INSTRUCTIONS TO FOLLOW:
Locate the word "entries" in the material, then show every line that holds it.

STUDY MATERIAL:
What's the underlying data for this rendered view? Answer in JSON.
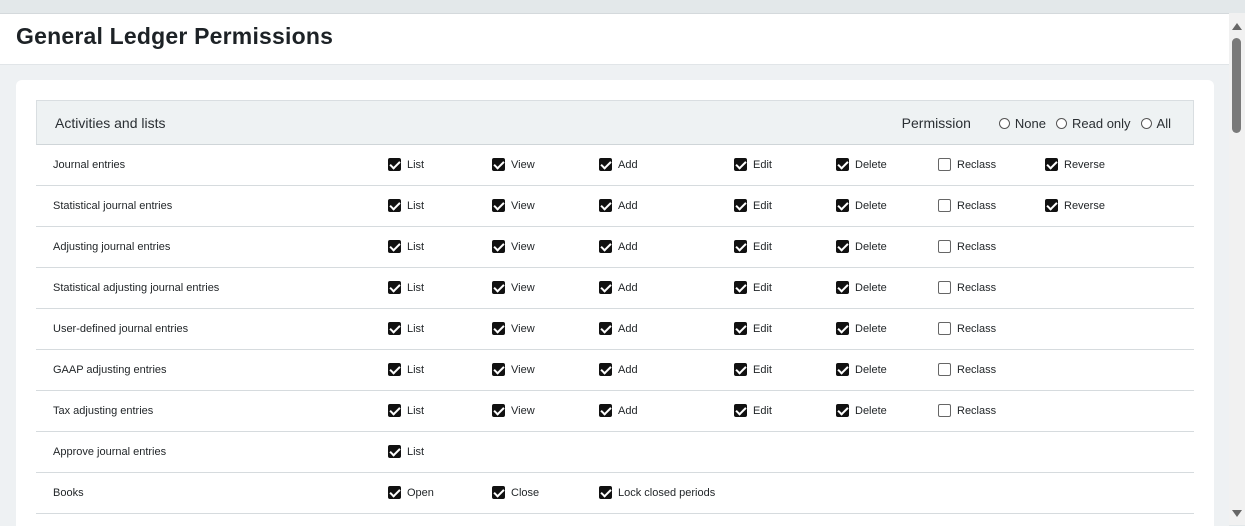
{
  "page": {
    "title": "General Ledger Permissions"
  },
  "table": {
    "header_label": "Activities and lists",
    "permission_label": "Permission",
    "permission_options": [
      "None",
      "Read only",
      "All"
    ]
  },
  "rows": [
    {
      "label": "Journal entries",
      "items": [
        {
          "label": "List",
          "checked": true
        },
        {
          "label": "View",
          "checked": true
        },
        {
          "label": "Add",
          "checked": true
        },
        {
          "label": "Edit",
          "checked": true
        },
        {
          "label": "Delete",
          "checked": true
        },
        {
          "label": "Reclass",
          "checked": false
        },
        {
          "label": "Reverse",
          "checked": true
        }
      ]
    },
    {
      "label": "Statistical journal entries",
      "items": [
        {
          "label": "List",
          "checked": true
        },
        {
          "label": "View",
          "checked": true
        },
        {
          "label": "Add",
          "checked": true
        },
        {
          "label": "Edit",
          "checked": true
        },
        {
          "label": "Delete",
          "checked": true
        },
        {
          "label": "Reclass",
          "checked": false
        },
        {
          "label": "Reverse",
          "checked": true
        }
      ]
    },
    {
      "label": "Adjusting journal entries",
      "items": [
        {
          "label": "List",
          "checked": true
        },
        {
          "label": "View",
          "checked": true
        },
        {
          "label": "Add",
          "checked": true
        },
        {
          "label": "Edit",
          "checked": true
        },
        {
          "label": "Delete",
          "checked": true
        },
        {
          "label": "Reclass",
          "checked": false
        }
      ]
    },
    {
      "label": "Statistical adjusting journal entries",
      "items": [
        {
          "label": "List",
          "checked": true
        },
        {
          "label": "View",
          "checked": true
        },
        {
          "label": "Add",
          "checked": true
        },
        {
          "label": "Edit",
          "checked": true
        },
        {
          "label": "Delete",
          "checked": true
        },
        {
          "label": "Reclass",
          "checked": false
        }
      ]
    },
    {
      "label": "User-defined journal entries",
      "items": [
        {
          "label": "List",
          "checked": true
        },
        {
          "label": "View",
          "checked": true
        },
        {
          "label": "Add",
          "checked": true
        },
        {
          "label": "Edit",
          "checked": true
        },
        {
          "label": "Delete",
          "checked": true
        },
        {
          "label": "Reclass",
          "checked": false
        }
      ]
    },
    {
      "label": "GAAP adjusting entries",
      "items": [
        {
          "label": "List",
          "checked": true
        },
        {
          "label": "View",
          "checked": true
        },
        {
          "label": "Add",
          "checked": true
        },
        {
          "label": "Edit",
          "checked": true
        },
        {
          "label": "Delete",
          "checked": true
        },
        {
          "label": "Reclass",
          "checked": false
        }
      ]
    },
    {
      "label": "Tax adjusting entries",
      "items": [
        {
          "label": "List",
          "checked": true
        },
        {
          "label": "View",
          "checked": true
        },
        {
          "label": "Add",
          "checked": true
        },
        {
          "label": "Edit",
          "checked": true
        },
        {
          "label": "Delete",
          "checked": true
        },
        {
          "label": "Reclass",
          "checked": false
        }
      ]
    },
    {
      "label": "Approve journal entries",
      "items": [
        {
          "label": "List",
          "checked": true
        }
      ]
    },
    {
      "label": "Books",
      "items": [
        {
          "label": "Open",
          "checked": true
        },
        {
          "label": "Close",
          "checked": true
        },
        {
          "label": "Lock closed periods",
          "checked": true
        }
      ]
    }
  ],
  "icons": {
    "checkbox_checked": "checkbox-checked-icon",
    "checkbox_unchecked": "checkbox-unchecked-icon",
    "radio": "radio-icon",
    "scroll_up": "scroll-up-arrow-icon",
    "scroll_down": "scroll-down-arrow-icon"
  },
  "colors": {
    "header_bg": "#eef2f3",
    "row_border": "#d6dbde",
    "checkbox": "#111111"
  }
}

ANSWER TO THIS TASK:
      "label": "Journal entries",
      "label": "Statistical journal entries",
      "label": "Adjusting journal entries",
      "label": "Statistical adjusting journal entries",
      "label": "User-defined journal entries",
      "label": "GAAP adjusting entries",
      "label": "Tax adjusting entries",
      "label": "Approve journal entries",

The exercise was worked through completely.